Sometimes you would like LATEX to output things exactly as you type them, without interpreting special characters in the input. This would be particularly useful when including some programming source code in your document, for example. You can do this with the verbatim environment. That is, if you put the command \begin{verbatim} at the beginning of some text and \end{verbatim} at the end, then LATEX will reproduce the text in the output, in typewriter style, exactly as it is typed in the input. Spaces and ends-of-line are copied to the output as well as other special characters.

If you want to include just a few words of verbatim output in the middle of a paragraph (as I do many times in this paper), you can use \verb. This command takes a special form: \verb=verbatim text=. The text between the two equal signs is copied directly to the output in typewriter style.

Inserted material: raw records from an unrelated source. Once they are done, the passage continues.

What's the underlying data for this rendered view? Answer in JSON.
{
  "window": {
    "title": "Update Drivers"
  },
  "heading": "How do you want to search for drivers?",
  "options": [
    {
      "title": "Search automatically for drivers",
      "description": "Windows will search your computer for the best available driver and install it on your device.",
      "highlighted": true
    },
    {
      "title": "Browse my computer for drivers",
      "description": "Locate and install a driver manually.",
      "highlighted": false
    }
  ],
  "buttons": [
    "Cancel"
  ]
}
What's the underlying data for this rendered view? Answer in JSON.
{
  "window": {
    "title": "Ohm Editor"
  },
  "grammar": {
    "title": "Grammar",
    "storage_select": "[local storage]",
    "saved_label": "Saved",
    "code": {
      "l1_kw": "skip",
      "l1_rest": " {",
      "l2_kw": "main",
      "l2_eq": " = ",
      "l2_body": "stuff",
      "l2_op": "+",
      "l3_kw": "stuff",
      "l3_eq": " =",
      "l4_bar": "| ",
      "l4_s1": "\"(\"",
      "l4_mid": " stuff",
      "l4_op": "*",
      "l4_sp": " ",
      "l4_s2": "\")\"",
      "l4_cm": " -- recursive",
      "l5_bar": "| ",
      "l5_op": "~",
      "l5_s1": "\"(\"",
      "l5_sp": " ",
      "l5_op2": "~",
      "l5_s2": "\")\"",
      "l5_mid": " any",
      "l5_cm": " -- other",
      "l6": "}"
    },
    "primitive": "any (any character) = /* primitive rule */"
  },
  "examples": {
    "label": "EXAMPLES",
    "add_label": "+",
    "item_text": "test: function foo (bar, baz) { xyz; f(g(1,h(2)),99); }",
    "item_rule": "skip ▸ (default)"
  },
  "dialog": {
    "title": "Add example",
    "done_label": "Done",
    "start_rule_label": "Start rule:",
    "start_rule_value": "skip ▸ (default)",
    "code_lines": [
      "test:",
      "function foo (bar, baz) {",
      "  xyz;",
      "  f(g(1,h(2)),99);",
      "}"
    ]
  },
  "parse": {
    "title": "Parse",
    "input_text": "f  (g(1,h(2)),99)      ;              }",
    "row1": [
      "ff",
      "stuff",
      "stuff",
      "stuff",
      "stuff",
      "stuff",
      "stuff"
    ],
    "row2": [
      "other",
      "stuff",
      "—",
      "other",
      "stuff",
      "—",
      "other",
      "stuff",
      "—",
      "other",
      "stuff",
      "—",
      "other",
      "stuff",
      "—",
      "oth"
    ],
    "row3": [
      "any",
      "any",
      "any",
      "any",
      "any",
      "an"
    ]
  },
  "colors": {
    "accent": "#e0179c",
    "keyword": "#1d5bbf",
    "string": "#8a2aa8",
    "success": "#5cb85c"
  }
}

This text can contain any character except an equal sign, but cannot extend over more than one line. (If the text you want to output does contain a =, you can replace the = in the \verb command with any other character.) One problem with \verb is that it doesn't work inside the parameters of other commands, such as \footnote.

Next: Mathematics Up: The Basics of LATEX Previous: Text Styles
David Eck 2003-10-21